*** INFORMATION ***

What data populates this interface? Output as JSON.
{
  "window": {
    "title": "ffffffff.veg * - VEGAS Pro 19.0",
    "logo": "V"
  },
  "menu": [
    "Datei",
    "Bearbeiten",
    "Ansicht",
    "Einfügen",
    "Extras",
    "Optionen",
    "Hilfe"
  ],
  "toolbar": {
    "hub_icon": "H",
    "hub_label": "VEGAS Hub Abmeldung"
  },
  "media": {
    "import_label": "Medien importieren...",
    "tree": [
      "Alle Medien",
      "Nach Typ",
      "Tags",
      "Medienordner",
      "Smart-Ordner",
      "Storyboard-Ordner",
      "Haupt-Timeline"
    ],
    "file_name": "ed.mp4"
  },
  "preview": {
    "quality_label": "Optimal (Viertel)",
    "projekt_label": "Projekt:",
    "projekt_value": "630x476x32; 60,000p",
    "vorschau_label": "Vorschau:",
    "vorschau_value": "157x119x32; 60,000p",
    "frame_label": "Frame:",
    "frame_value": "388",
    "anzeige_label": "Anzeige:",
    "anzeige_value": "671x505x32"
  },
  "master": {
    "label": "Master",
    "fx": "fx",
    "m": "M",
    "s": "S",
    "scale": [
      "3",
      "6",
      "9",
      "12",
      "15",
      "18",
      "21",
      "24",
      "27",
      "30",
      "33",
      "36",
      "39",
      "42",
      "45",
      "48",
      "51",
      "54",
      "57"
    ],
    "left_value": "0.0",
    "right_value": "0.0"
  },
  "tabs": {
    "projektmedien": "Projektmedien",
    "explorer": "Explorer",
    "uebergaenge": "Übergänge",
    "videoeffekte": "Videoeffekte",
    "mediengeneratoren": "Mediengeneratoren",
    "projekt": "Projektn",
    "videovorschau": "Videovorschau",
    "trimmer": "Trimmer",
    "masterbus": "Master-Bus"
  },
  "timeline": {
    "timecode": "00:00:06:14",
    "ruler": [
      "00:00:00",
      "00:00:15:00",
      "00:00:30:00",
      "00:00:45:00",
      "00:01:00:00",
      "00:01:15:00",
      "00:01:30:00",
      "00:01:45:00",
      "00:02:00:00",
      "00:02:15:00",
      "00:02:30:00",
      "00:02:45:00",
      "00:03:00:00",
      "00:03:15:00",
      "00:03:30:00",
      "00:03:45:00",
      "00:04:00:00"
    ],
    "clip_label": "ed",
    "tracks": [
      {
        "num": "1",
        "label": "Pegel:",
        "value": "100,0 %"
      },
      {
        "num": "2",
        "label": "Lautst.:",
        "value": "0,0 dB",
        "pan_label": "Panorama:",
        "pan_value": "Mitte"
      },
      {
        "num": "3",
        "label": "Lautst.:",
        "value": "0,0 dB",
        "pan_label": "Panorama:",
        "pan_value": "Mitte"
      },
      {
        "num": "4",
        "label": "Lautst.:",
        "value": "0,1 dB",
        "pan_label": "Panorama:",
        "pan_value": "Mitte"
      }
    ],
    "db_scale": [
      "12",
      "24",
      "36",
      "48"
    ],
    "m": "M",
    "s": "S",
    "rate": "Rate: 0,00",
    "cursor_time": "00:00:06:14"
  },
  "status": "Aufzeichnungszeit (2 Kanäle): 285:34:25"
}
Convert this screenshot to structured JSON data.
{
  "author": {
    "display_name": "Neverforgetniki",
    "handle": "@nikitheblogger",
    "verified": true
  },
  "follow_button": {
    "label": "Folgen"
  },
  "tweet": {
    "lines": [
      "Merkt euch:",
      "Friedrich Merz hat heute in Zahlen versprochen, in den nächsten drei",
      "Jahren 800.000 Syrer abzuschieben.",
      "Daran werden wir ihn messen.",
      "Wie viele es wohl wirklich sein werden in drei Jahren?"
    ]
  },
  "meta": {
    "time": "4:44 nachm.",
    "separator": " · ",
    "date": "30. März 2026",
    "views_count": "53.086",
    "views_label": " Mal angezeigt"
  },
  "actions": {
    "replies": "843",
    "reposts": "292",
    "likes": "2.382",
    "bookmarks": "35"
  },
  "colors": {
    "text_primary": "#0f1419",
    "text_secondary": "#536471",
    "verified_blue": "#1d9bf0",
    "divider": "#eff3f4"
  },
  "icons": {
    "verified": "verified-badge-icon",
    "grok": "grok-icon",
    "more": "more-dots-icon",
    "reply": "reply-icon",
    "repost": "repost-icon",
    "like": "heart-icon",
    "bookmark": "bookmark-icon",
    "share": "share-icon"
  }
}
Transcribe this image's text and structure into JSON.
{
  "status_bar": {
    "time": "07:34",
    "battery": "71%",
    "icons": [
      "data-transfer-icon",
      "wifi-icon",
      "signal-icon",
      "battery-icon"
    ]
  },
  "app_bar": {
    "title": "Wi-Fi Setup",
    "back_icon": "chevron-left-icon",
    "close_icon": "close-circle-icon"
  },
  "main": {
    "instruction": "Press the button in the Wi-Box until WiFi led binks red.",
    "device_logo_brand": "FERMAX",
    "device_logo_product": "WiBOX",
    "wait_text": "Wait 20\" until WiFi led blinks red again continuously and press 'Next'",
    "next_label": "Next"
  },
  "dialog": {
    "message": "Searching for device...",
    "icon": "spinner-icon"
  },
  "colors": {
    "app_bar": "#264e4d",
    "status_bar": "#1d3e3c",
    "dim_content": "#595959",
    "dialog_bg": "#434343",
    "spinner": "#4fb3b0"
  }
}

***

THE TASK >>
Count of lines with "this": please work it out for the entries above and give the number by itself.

TASK RESPONSE >>
3